* _Aim of the exercise_
The entries are to be duplicated exactly, with nothing left out.
•••••
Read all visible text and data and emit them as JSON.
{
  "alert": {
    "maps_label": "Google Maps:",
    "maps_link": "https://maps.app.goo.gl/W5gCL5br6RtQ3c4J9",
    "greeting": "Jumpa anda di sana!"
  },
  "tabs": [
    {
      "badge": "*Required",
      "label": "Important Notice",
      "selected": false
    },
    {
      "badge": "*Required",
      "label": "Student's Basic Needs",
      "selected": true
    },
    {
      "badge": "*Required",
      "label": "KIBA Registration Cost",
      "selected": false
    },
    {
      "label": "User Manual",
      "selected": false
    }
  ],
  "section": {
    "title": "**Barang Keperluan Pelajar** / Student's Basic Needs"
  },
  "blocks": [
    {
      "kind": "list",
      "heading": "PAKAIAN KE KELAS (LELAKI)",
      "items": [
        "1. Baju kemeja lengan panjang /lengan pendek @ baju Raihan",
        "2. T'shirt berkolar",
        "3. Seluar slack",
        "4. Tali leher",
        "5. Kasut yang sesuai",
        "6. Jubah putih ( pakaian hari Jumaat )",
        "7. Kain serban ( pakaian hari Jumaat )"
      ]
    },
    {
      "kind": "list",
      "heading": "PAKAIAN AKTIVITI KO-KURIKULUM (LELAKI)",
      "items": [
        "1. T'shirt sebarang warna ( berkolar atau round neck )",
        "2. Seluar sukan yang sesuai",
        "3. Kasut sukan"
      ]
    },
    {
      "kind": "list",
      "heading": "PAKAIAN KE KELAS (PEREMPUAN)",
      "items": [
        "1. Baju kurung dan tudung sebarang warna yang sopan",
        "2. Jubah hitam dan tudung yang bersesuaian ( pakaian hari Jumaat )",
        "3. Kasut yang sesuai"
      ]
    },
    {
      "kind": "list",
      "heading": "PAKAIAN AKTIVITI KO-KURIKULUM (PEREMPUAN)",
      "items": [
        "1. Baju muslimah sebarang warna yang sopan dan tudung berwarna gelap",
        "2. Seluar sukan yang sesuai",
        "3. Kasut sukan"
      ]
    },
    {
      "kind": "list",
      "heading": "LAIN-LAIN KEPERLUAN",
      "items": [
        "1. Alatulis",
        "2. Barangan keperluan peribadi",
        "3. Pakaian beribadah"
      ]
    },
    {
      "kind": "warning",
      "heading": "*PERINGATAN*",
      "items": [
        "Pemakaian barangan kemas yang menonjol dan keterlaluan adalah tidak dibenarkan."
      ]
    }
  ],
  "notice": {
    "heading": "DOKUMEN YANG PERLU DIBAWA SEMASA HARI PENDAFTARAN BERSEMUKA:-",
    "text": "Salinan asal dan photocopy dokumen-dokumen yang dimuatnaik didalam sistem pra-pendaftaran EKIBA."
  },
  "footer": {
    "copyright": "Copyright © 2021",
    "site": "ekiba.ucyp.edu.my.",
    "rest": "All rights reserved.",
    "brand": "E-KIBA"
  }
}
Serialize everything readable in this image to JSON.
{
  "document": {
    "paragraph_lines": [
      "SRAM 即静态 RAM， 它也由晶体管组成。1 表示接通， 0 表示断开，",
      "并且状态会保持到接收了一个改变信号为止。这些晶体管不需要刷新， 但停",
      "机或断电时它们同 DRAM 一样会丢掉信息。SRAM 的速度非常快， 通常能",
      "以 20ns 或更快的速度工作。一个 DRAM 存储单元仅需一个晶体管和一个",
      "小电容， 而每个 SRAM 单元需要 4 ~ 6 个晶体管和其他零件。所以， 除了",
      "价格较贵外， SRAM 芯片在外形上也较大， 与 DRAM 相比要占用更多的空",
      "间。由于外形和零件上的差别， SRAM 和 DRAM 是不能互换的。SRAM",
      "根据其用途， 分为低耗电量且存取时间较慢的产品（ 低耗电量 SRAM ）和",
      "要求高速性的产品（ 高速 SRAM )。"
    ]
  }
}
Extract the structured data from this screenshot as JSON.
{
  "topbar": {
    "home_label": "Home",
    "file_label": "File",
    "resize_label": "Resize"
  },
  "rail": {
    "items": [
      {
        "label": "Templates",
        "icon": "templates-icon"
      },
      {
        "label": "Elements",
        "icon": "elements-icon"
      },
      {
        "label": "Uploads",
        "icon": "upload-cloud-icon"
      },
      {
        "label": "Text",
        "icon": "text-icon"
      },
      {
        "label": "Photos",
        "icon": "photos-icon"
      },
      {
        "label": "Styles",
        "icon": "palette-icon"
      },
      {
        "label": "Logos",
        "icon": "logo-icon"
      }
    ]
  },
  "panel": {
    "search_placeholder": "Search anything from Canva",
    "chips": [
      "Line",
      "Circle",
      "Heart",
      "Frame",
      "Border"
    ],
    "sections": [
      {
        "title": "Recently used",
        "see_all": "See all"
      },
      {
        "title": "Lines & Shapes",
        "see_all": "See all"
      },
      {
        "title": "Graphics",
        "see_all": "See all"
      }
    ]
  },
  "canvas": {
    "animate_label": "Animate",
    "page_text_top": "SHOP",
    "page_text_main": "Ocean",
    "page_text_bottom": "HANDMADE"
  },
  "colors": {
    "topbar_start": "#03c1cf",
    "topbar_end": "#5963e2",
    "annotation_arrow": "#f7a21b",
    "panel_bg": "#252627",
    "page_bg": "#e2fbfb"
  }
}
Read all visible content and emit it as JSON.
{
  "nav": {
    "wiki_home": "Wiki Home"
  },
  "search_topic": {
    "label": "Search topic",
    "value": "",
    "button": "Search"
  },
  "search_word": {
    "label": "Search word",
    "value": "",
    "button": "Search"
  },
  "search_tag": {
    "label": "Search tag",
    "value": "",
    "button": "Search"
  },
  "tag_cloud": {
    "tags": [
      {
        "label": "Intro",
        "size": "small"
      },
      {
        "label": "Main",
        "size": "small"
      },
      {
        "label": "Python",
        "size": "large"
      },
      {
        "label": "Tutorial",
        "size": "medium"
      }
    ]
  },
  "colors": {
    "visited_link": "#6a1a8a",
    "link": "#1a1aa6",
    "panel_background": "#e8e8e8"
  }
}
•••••
* _Written reply_
Read all visible text and data and emit them as JSON.
{
  "alert": {
    "maps_label": "Google Maps:",
    "maps_link": "https://maps.app.goo.gl/W5gCL5br6RtQ3c4J9",
    "greeting": "Jumpa anda di sana!"
  },
  "tabs": [
    {
      "badge": "*Required",
      "label": "Important Notice",
      "selected": false
    },
    {
      "badge": "*Required",
      "label": "Student's Basic Needs",
      "selected": true
    },
    {
      "badge": "*Required",
      "label": "KIBA Registration Cost",
      "selected": false
    },
    {
      "label": "User Manual",
      "selected": false
    }
  ],
  "section": {
    "title": "**Barang Keperluan Pelajar** / Student's Basic Needs"
  },
  "blocks": [
    {
      "kind": "list",
      "heading": "PAKAIAN KE KELAS (LELAKI)",
      "items": [
        "1. Baju kemeja lengan panjang /lengan pendek @ baju Raihan",
        "2. T'shirt berkolar",
        "3. Seluar slack",
        "4. Tali leher",
        "5. Kasut yang sesuai",
        "6. Jubah putih ( pakaian hari Jumaat )",
        "7. Kain serban ( pakaian hari Jumaat )"
      ]
    },
    {
      "kind": "list",
      "heading": "PAKAIAN AKTIVITI KO-KURIKULUM (LELAKI)",
      "items": [
        "1. T'shirt sebarang warna ( berkolar atau round neck )",
        "2. Seluar sukan yang sesuai",
        "3. Kasut sukan"
      ]
    },
    {
      "kind": "list",
      "heading": "PAKAIAN KE KELAS (PEREMPUAN)",
      "items": [
        "1. Baju kurung dan tudung sebarang warna yang sopan",
        "2. Jubah hitam dan tudung yang bersesuaian ( pakaian hari Jumaat )",
        "3. Kasut yang sesuai"
      ]
    },
    {
      "kind": "list",
      "heading": "PAKAIAN AKTIVITI KO-KURIKULUM (PEREMPUAN)",
      "items": [
        "1. Baju muslimah sebarang warna yang sopan dan tudung berwarna gelap",
        "2. Seluar sukan yang sesuai",
        "3. Kasut sukan"
      ]
    },
    {
      "kind": "list",
      "heading": "LAIN-LAIN KEPERLUAN",
      "items": [
        "1. Alatulis",
        "2. Barangan keperluan peribadi",
        "3. Pakaian beribadah"
      ]
    },
    {
      "kind": "warning",
      "heading": "*PERINGATAN*",
      "items": [
        "Pemakaian barangan kemas yang menonjol dan keterlaluan adalah tidak dibenarkan."
      ]
    }
  ],
  "notice": {
    "heading": "DOKUMEN YANG PERLU DIBAWA SEMASA HARI PENDAFTARAN BERSEMUKA:-",
    "text": "Salinan asal dan photocopy dokumen-dokumen yang dimuatnaik didalam sistem pra-pendaftaran EKIBA."
  },
  "footer": {
    "copyright": "Copyright © 2021",
    "site": "ekiba.ucyp.edu.my.",
    "rest": "All rights reserved.",
    "brand": "E-KIBA"
  }
}
Serialize everything readable in this image to JSON.
{
  "document": {
    "paragraph_lines": [
      "SRAM 即静态 RAM， 它也由晶体管组成。1 表示接通， 0 表示断开，",
      "并且状态会保持到接收了一个改变信号为止。这些晶体管不需要刷新， 但停",
      "机或断电时它们同 DRAM 一样会丢掉信息。SRAM 的速度非常快， 通常能",
      "以 20ns 或更快的速度工作。一个 DRAM 存储单元仅需一个晶体管和一个",
      "小电容， 而每个 SRAM 单元需要 4 ~ 6 个晶体管和其他零件。所以， 除了",
      "价格较贵外， SRAM 芯片在外形上也较大， 与 DRAM 相比要占用更多的空",
      "间。由于外形和零件上的差别， SRAM 和 DRAM 是不能互换的。SRAM",
      "根据其用途， 分为低耗电量且存取时间较慢的产品（ 低耗电量 SRAM ）和",
      "要求高速性的产品（ 高速 SRAM )。"
    ]
  }
}
Extract the structured data from this screenshot as JSON.
{
  "topbar": {
    "home_label": "Home",
    "file_label": "File",
    "resize_label": "Resize"
  },
  "rail": {
    "items": [
      {
        "label": "Templates",
        "icon": "templates-icon"
      },
      {
        "label": "Elements",
        "icon": "elements-icon"
      },
      {
        "label": "Uploads",
        "icon": "upload-cloud-icon"
      },
      {
        "label": "Text",
        "icon": "text-icon"
      },
      {
        "label": "Photos",
        "icon": "photos-icon"
      },
      {
        "label": "Styles",
        "icon": "palette-icon"
      },
      {
        "label": "Logos",
        "icon": "logo-icon"
      }
    ]
  },
  "panel": {
    "search_placeholder": "Search anything from Canva",
    "chips": [
      "Line",
      "Circle",
      "Heart",
      "Frame",
      "Border"
    ],
    "sections": [
      {
        "title": "Recently used",
        "see_all": "See all"
      },
      {
        "title": "Lines & Shapes",
        "see_all": "See all"
      },
      {
        "title": "Graphics",
        "see_all": "See all"
      }
    ]
  },
  "canvas": {
    "animate_label": "Animate",
    "page_text_top": "SHOP",
    "page_text_main": "Ocean",
    "page_text_bottom": "HANDMADE"
  },
  "colors": {
    "topbar_start": "#03c1cf",
    "topbar_end": "#5963e2",
    "annotation_arrow": "#f7a21b",
    "panel_bg": "#252627",
    "page_bg": "#e2fbfb"
  }
}
Read all visible content and emit it as JSON.
{
  "nav": {
    "wiki_home": "Wiki Home"
  },
  "search_topic": {
    "label": "Search topic",
    "value": "",
    "button": "Search"
  },
  "search_word": {
    "label": "Search word",
    "value": "",
    "button": "Search"
  },
  "search_tag": {
    "label": "Search tag",
    "value": "",
    "button": "Search"
  },
  "tag_cloud": {
    "tags": [
      {
        "label": "Intro",
        "size": "small"
      },
      {
        "label": "Main",
        "size": "small"
      },
      {
        "label": "Python",
        "size": "large"
      },
      {
        "label": "Tutorial",
        "size": "medium"
      }
    ]
  },
  "colors": {
    "visited_link": "#6a1a8a",
    "link": "#1a1aa6",
    "panel_background": "#e8e8e8"
  }
}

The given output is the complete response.